PROBLEM: Report back each line of the records that contains the string "errors".

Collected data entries
================================

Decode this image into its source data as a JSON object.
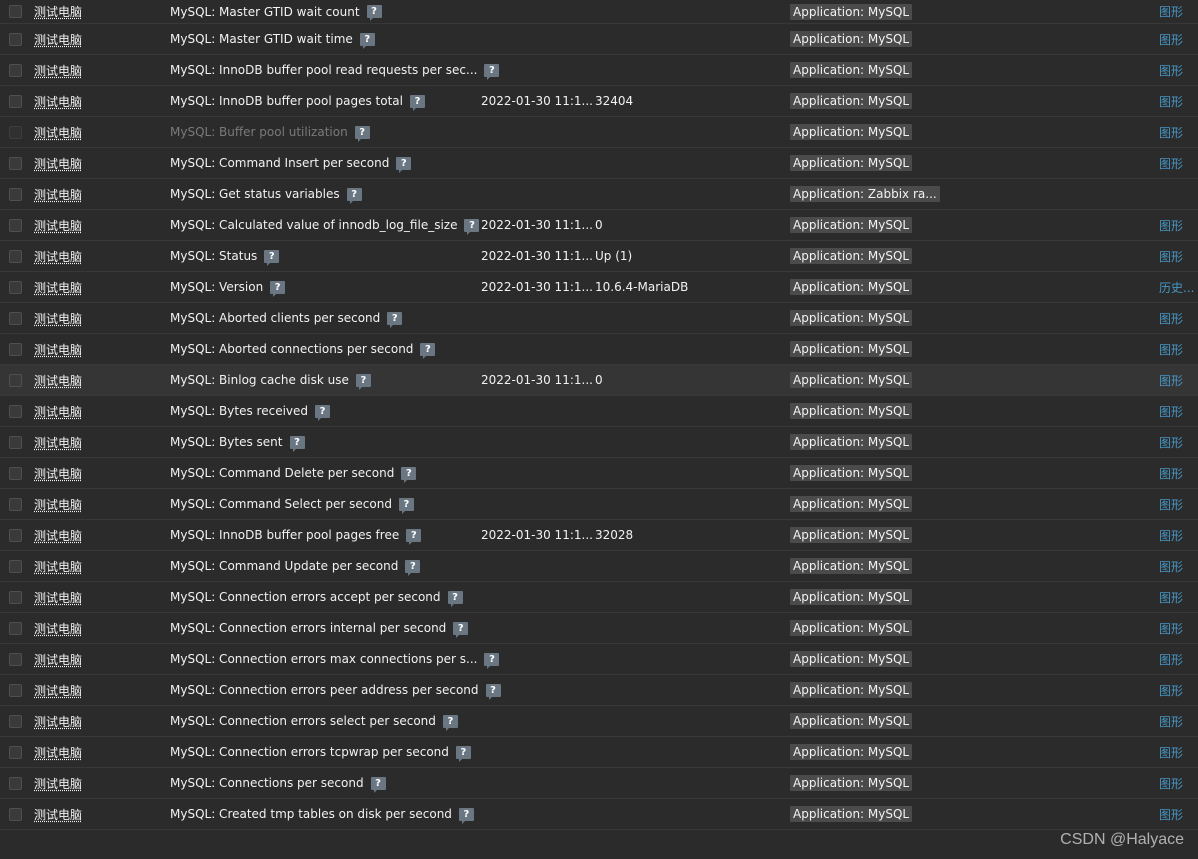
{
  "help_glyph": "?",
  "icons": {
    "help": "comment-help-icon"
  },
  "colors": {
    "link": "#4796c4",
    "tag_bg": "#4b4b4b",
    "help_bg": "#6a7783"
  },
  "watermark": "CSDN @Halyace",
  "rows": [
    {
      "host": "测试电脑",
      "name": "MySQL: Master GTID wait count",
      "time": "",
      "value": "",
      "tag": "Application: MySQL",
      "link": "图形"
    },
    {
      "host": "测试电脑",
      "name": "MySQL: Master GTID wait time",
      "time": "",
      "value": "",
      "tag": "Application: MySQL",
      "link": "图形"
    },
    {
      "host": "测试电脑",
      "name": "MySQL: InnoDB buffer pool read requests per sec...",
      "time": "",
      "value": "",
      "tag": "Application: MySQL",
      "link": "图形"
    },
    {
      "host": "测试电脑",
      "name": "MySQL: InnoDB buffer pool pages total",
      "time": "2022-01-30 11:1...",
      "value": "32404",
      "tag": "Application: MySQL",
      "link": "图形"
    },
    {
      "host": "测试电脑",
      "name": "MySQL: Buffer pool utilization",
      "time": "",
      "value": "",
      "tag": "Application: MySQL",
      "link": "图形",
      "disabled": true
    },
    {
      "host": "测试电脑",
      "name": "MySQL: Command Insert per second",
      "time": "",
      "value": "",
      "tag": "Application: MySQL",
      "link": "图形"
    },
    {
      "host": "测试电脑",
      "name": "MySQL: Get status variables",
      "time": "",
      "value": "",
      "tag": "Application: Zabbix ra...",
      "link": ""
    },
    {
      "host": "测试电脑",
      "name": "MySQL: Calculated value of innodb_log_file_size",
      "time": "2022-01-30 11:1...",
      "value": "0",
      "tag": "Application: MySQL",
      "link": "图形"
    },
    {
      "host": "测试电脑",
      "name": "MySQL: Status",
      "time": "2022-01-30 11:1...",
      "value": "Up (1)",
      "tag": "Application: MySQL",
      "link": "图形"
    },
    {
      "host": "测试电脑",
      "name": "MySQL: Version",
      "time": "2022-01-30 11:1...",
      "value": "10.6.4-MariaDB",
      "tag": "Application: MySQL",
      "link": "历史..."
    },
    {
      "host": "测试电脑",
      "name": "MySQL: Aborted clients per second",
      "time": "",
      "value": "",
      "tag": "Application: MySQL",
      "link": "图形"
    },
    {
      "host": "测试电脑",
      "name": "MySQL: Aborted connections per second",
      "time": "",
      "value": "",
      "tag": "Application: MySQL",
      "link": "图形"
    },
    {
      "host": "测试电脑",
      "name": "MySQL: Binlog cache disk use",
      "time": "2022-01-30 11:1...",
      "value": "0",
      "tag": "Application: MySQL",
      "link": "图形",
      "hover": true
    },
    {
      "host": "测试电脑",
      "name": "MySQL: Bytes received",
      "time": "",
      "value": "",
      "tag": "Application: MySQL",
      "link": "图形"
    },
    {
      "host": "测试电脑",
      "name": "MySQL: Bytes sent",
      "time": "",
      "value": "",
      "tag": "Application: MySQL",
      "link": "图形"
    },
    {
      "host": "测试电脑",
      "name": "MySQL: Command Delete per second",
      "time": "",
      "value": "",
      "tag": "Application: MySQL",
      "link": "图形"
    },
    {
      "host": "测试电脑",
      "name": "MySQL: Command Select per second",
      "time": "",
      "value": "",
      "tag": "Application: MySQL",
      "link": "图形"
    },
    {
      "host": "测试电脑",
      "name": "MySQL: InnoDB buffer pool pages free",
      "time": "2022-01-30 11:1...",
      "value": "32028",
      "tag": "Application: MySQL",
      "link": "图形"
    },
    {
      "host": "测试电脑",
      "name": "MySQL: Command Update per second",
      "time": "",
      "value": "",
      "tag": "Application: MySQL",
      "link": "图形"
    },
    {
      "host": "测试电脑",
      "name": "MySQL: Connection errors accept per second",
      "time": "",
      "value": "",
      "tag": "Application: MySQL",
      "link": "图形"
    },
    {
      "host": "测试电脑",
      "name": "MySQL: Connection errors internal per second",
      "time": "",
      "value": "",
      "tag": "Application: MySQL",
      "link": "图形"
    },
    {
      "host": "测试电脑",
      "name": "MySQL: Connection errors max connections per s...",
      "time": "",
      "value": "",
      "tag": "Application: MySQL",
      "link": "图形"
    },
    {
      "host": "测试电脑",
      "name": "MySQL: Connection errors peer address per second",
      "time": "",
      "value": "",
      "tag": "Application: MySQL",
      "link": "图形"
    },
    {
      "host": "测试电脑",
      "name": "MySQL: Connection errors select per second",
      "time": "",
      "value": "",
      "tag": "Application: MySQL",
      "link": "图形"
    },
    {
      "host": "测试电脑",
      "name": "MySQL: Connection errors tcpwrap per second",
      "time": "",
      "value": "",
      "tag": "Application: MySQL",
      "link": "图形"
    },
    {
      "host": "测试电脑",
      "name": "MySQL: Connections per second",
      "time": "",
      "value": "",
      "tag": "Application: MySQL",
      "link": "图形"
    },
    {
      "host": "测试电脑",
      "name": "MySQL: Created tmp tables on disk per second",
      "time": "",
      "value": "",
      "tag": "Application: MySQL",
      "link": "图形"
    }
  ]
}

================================

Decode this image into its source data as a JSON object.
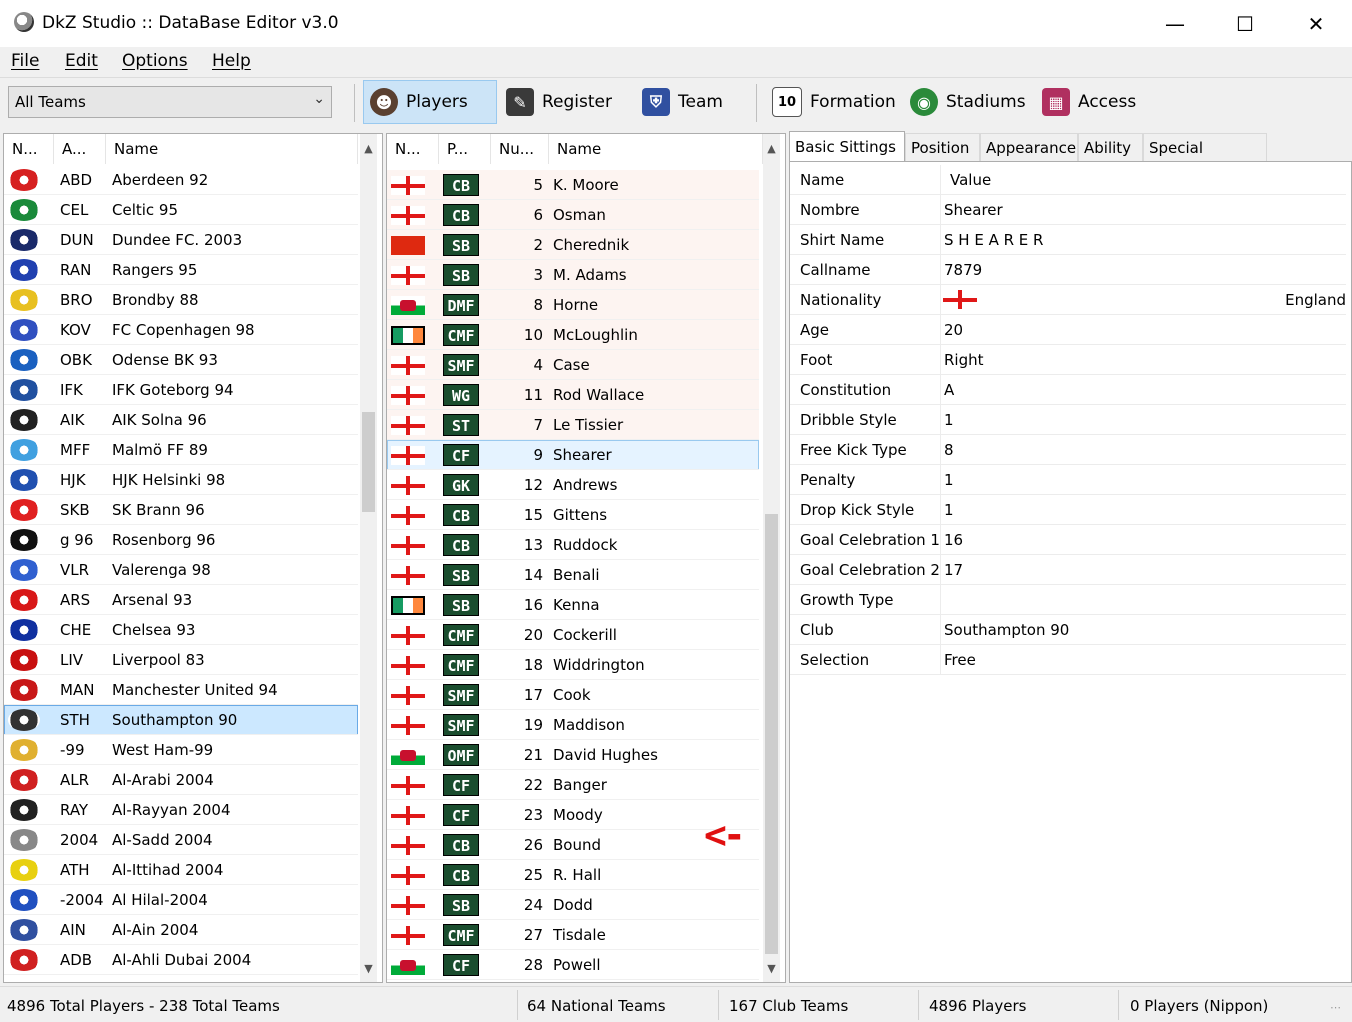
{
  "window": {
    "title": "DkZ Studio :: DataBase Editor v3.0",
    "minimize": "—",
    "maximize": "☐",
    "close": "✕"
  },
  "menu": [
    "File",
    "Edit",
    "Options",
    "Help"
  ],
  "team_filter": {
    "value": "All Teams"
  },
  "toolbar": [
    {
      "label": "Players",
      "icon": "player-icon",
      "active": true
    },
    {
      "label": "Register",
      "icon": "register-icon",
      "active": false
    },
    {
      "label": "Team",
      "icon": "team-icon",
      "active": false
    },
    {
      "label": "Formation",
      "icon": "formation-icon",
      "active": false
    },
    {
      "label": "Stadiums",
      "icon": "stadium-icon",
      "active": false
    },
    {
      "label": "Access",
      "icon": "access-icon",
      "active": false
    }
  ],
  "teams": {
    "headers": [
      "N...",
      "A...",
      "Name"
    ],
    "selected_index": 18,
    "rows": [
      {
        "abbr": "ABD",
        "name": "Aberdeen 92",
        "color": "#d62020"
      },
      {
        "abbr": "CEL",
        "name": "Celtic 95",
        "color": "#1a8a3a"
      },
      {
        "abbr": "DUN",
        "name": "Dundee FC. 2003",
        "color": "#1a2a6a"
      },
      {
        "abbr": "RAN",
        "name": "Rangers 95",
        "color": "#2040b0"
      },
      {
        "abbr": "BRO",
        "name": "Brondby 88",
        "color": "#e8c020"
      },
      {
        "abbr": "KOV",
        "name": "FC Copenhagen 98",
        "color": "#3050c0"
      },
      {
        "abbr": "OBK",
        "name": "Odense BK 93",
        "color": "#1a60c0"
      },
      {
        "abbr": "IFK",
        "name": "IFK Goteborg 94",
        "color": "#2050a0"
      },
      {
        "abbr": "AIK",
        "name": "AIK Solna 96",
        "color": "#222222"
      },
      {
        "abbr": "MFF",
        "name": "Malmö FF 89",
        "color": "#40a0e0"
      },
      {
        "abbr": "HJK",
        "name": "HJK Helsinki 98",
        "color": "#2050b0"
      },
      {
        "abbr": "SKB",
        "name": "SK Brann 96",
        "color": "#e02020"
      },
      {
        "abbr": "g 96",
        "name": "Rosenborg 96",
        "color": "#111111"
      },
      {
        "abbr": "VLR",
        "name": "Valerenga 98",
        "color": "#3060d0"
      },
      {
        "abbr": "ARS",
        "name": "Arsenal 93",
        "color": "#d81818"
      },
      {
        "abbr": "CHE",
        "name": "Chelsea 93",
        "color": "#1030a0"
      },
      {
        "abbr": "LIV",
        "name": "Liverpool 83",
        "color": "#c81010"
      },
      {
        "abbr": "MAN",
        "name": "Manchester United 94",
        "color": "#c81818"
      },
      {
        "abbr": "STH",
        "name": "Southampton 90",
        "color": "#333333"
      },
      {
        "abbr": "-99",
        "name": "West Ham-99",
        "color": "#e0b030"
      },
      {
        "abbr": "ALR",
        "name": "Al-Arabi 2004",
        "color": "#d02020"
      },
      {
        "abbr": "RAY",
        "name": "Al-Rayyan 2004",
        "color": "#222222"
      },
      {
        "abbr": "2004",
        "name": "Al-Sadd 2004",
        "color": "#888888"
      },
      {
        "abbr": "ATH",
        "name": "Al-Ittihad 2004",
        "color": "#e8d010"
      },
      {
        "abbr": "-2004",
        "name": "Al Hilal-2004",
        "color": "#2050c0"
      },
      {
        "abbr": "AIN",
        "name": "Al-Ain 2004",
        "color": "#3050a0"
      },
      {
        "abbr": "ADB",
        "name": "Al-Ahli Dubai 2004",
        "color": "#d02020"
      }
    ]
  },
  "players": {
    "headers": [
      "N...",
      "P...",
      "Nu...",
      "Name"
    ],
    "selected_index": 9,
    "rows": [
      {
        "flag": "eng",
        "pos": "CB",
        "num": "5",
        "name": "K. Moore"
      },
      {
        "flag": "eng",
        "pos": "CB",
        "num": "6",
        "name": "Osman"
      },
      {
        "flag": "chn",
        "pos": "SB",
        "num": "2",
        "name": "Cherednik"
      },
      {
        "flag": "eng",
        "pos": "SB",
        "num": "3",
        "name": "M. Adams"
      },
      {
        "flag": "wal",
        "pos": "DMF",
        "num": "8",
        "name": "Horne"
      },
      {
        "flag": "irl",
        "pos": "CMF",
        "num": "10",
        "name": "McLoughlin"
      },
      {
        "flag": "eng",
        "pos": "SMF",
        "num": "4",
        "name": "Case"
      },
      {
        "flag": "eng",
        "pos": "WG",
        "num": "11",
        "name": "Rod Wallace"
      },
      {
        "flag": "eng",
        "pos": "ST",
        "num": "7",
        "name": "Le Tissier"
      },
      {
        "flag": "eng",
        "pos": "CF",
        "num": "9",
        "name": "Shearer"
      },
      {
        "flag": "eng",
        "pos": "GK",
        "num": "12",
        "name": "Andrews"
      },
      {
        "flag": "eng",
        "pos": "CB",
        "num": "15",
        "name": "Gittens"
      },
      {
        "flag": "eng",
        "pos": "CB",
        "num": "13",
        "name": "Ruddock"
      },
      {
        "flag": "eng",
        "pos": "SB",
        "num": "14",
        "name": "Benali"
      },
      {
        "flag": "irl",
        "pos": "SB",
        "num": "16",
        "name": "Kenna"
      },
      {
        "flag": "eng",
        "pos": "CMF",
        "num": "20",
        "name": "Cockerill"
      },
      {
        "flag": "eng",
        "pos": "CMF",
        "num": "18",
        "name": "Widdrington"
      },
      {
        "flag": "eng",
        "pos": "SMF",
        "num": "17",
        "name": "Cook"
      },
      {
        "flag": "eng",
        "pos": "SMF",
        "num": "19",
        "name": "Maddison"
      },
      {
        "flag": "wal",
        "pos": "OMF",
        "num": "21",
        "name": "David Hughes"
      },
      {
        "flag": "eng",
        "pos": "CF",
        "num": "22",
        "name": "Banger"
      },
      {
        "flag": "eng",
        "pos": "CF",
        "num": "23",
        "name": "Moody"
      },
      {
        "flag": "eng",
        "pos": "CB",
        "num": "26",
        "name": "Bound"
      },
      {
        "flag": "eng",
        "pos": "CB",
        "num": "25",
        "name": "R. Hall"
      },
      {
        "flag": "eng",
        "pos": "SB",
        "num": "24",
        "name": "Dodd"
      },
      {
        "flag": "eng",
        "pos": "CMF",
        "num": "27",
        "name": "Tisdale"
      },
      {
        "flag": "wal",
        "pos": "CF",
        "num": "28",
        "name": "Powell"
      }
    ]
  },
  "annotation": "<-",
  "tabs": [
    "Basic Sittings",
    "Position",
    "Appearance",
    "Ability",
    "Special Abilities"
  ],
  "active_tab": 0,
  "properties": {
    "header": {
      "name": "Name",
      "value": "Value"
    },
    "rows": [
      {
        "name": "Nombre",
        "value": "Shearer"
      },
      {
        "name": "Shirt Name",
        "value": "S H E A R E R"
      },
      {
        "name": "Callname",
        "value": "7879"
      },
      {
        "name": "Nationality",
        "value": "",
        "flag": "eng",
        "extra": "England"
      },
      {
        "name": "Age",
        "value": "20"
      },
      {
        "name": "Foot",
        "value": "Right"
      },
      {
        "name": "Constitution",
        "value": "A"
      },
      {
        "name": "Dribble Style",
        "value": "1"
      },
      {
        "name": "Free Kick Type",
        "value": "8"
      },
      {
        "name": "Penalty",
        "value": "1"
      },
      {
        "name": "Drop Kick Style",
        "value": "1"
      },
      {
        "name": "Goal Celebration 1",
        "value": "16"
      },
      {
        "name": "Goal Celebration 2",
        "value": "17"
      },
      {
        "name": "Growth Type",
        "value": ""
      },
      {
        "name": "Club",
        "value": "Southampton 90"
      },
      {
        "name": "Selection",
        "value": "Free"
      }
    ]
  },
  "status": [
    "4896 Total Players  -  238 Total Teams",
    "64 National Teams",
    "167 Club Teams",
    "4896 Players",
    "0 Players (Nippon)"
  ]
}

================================

WRITTEN RESPONSE:
      "name": "MySQL: Connection errors accept per second",
      "name": "MySQL: Connection errors internal per second",
      "name": "MySQL: Connection errors max connections per s...",
      "name": "MySQL: Connection errors peer address per second",
      "name": "MySQL: Connection errors select per second",
      "name": "MySQL: Connection errors tcpwrap per second",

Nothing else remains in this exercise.